In October 1940, in the poor town of Tres Coracoes in the state of Minas Gerais in Brazil, soccer player Dondinho and his wife Celeste Nascimento gave birth to their first child. They christened him Edson Arantes de Nascimento. Two years later another son, Zoca, was born (he was briefly a pro soccer player before becoming a lawyer). His parents couldn't afford to buy Edson a soccer ball, so his father took an old sock and stuffed it with rags, and the child would run shoeless through the streets and kick the sock.
When Edson was six, his family moved to the larger town of Bauru, a railroad junction in southern Brazil. He often skipped school to practice soccer in the fields. To try to earn money for a soccer ball, Edson shined shoes and sold roasted peanuts outside movie theaters. With his friends, he formed a team called the Shoeless Ones. They played barefooted soccer — which later became known as "pelada," after Pele — on the streets or vacant lots. Pele developed many of his feints and unorthodox dribbling maneuvers playing these rough-and-tumble street games.
Pele left school for good after fourth grade, expelled when the head schoolmaster caught him playing soccer during the school day. He took a job as a cobbler's apprentice for $2 a day. His family called him Dico, but his friends bestowed the nickname Pele, which means nothing in Portuguese or any other language. At first he resisted the name because he thought it was an insult, but then he embraced it. In pickup games around Bauru Pele was often the youngest player.

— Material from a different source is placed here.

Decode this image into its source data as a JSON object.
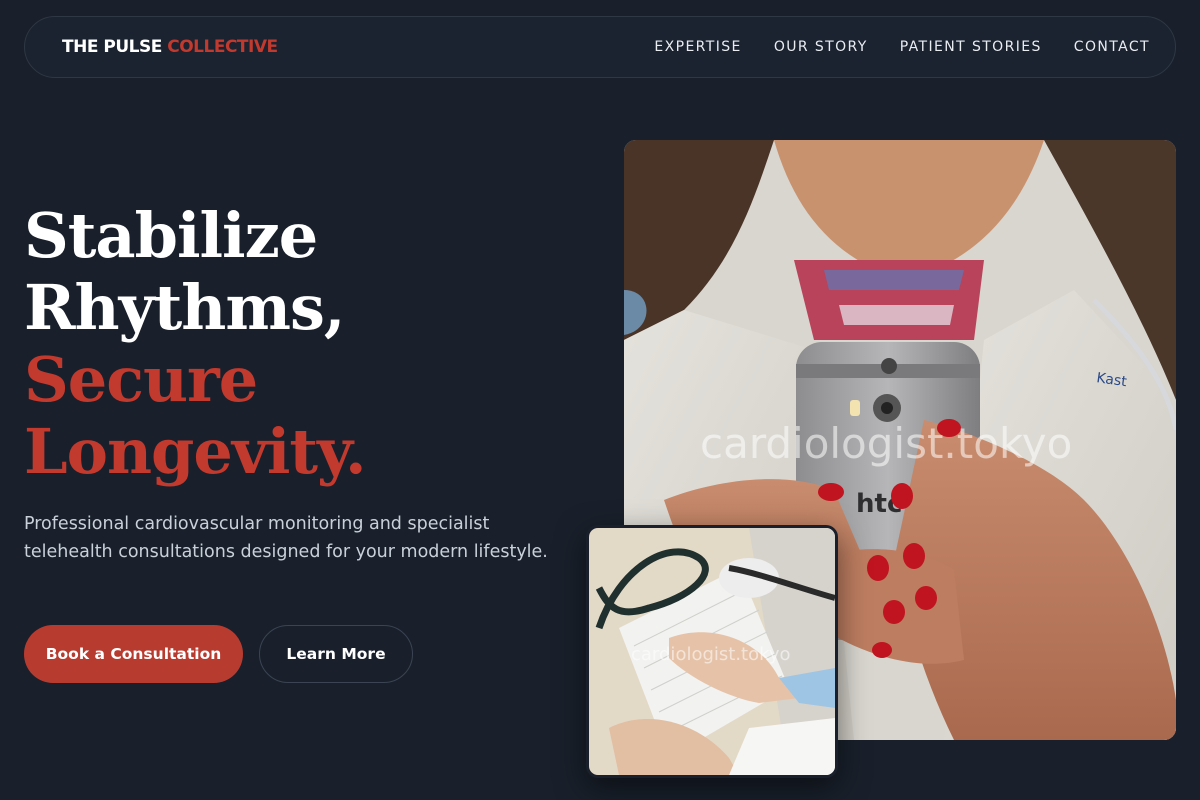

At age 11, Pele was discovered by Waldemar de Brito, one of Brazil's top players. De Brito took him under his wing and trained him in secret. When Pele was 12, de Brito placed him on the local junior club, Baquinho. Pele danced home the day he got his own uniform, because finally he was a real soccer player like his father. "It may not seem such a big deal to some, but to me it was one of the thrills of my life," Pele later revealed to biographer Joe Marcus. He scored many goals for Baquinho, using both his feet and his head to drive balls into the net. Pele's scoring, dribbling and passing skills made him the talk of Brazilian junior soccer.